You enter a maze of down staircases. (to 2450')

Better. With the trolls to the east is a Ring of Constitution <+3>, which we wear instead of our old Strength ring. Our STR score is plenty high right now, but we really need more HP; this bumps us up to 317.

Oh, goddammit. Another Dreadmaster to the southeast. At least this time he isn't between us and the rest of the level. If we just flee westward, we should be able to avoid waking him up.

Man. We are just having no luck today! In that room (which is another special item room of some kind) is Kavlax the Many-Headed.

Well, y'know what? We are fighting him. I don't care if it's a bad idea; I'm sick of fleeing from monsters that can kill us with a blink. And besides, he can't kill us with a single attack, so as long as he avoids Gravity (and its associated slow/stun combo), we should be okay. Naturally though we'll have to use a Potion of Speed.

Scrolls, great. There's a Scroll of Recharging and a Scroll of Banishment here; Banishment at least can save us from Dreadmasters, so it will be helpful...after we deal with Kavlax.

You feel yourself moving faster! You have a Vermilion Potion of Speed.
You feel resistant to fire! You feel resistant to cold!
You are surrounded by a white light.

Wakey wakey, Kavlax!

It grunts with pain.

On the plus side, as we damage Kavlax, his attacks will get weaker, since they're all breath weapons.

Kavlax the Many-Headed is hit hard. Kavlax the Many-Headed breathes gravity. Gravity warps around you. *** LOW HITPOINT WARNING! *** You've been stunned. You feel yourself moving slower!

The odds of that happening were about 1 in 27, a.k.a. a statistical certainty since it's exactly what we wanted to not happen. Also note how the gravity effect completely failed to move us; how bizarre.

We read a Scroll of Phase Door (since Blink's failure rate is 16% when stunned); it takes us here:

Not at all a good position, but we should have at least one turn to recover.

You feel very good. You are no longer stunned.

Heal clears stunning; a pity it doesn't clear the temporary slowing effect. On our next turn, we take a step to the west, forcing Kavlax to spend his turn moving (otherwise he could have spent it on a breath weapon):

Then we Blink away again and the slowing runs out, restoring us to +12 speed since our Potion of Speed is still in effect. Gravity's slow effect doesn't last very long (though its duration stacks, so beware Gravity Hounds). Unfortunately the timer on that Potion of Speed has gotten a lot shorter.

We stand in melee range and just pound Kavlax with Orbs. His melee isn't much to speak of, and I don't want to waste our precious hasted turns. Pretty soon he's 80% dead, while we still have almost 50% of our own HP left.

Kavlax the Many-Headed is hit hard. Kavlax the Many-Headed flees in terror! You are no longer resistant to fire.

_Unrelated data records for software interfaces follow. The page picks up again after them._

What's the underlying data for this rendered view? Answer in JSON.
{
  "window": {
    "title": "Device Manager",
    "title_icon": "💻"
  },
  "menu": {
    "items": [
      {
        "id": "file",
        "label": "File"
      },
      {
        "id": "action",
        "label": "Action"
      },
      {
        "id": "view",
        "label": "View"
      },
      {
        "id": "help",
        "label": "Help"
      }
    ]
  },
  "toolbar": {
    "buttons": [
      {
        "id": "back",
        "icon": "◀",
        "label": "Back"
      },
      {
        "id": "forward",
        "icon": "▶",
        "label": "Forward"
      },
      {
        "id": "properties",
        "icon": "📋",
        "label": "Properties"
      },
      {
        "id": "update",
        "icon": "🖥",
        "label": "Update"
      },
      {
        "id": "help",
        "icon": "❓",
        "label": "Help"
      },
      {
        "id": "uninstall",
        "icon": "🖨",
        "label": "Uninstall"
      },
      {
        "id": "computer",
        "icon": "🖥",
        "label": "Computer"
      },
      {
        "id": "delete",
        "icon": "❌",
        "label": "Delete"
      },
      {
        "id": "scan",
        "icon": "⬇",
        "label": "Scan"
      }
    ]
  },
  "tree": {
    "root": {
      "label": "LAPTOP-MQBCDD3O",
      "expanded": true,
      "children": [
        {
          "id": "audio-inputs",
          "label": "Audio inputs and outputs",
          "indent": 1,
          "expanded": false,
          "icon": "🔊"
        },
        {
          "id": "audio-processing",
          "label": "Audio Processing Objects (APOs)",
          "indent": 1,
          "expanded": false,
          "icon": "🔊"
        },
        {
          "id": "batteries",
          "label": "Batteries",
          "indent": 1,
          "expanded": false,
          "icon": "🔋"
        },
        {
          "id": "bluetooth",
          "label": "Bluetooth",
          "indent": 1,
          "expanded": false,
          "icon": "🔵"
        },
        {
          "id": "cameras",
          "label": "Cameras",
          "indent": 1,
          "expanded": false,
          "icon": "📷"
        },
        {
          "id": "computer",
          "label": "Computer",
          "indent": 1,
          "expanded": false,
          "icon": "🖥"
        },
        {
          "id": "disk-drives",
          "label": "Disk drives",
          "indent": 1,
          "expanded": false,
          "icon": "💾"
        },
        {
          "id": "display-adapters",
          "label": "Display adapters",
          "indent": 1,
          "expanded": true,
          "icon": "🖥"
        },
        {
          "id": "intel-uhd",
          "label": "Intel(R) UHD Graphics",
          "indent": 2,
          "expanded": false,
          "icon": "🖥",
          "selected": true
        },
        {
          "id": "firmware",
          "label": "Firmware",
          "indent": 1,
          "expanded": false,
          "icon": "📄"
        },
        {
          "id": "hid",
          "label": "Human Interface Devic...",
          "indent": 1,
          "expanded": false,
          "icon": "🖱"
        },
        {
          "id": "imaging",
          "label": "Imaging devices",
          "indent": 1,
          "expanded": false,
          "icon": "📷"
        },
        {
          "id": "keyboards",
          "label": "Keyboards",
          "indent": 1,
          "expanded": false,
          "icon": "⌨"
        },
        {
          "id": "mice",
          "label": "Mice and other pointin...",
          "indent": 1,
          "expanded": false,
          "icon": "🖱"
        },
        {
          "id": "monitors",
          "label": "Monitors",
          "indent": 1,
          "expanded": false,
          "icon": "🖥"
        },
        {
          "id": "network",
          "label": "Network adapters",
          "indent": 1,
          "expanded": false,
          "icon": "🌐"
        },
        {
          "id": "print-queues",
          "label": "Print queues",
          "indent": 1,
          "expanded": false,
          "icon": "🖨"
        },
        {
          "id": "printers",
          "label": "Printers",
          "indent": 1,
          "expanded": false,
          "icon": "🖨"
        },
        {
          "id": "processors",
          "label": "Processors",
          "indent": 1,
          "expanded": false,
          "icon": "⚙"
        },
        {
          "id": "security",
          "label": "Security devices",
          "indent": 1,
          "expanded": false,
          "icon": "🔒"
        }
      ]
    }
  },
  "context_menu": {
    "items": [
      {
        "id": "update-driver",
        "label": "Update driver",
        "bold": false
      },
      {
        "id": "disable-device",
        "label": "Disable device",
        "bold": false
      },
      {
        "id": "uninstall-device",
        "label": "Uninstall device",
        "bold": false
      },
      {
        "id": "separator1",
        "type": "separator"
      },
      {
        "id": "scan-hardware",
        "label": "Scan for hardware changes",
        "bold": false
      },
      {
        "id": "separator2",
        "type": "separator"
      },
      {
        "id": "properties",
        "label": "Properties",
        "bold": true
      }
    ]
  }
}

We retreat to a corner, cast Heal, and wait.

You are no longer resistant to cold.
You feel yourself slow down.

You feel something roll beneath your feet. Kavlax the Many-Headed dies.

There. A measily 3400 EXP, and his drop is just {magical} crap, but at least we've killed something.

The other scrolls in the room are Door/Stair Location, Blessing, Satisfy Hunger, and *Destruction*. We burn the Recharging scroll on our Wand of Dragon's Frost, and it works! 4 more charges to spend on something that doesn't ignore cold damage. Realistically we'll shatter the next hydra we see.

We get back to exploring, blast apart a family of Blue Dragons, and are rewarded with a Ring of Constitution <+4>. This replaces our old <+2> ring, and takes our HP up to 351. That's almost respectable! In fact, looking at the Dreadmaster's spell list, the only way he could kill us in one double-turn now is if he cast Cause Mortal Wounds twice in a row, rolling high both times (it does 15d15 damage, if I read the code correctly). Considering our saving throw is 86% and he has 7 other spells, the odds of him killing us outright from full health are worse than (.125 * .14) ** 2, a.k.a. .03%.

That said, I'm still not going to seek that guy out to kill him.

Dispel Evil is down to a 1% failure rate, and deals 1d102 damage. It's catharsis time.

5 Cave ogres shudder. The Cave ogre dissolves! 2 Ogres dissolve! 4 Cave ogres flee in terror!
5 Cave ogres shudder.
5 Cave ogres dissolve!

This seems like a good stopping point. Next time: we take a chance.